▸ What needs to be done
The word "this" may appear in some lines of the data; copy every such line.

=== Section Start ===

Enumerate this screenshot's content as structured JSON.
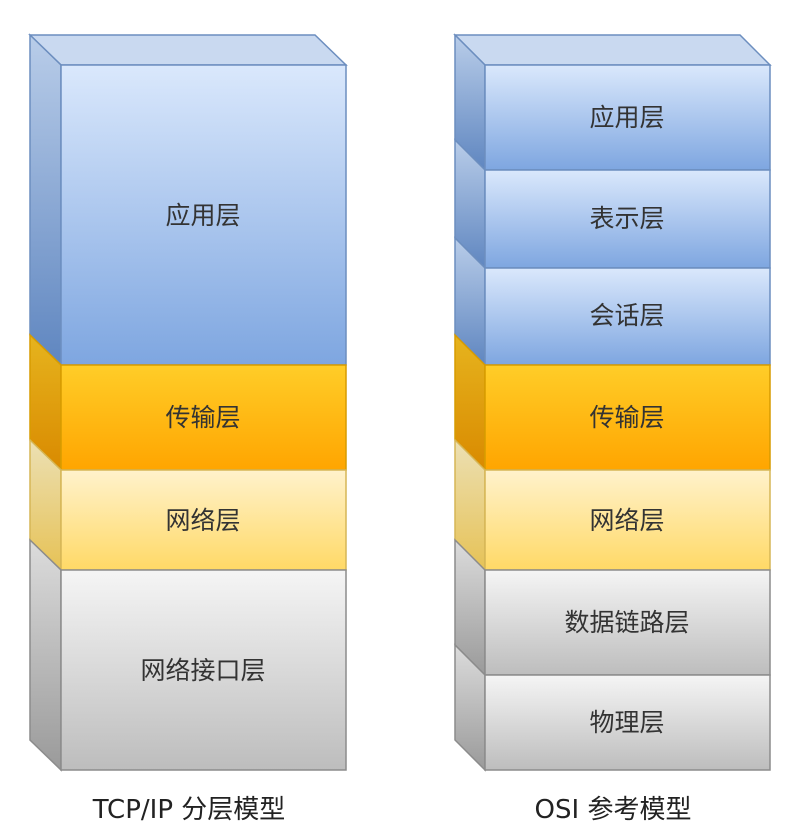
{
  "colors": {
    "application": "#7ea6e0",
    "transport": "#ffa500",
    "network": "#ffe599",
    "link": "#e0e0e0",
    "outline": "#6c8ebf"
  },
  "tcpip": {
    "caption": "TCP/IP 分层模型",
    "layers": [
      {
        "name": "应用层",
        "kind": "application"
      },
      {
        "name": "传输层",
        "kind": "transport"
      },
      {
        "name": "网络层",
        "kind": "network"
      },
      {
        "name": "网络接口层",
        "kind": "link"
      }
    ]
  },
  "osi": {
    "caption": "OSI 参考模型",
    "layers": [
      {
        "name": "应用层",
        "kind": "application"
      },
      {
        "name": "表示层",
        "kind": "application"
      },
      {
        "name": "会话层",
        "kind": "application"
      },
      {
        "name": "传输层",
        "kind": "transport"
      },
      {
        "name": "网络层",
        "kind": "network"
      },
      {
        "name": "数据链路层",
        "kind": "link"
      },
      {
        "name": "物理层",
        "kind": "link"
      }
    ]
  }
}
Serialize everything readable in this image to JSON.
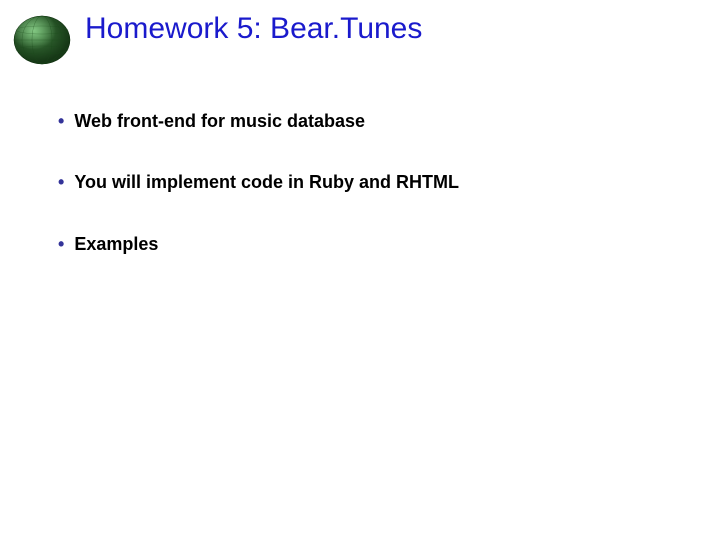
{
  "title": "Homework 5: Bear.Tunes",
  "bullets": [
    "Web front-end for music database",
    "You will implement code in Ruby and RHTML",
    "Examples"
  ],
  "colors": {
    "title": "#1a1acc",
    "bullet": "#333399",
    "text": "#000000"
  }
}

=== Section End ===

▸ Completed task
Enumerate this screenshot's content as structured JSON.
Serialize everything readable in this image to JSON.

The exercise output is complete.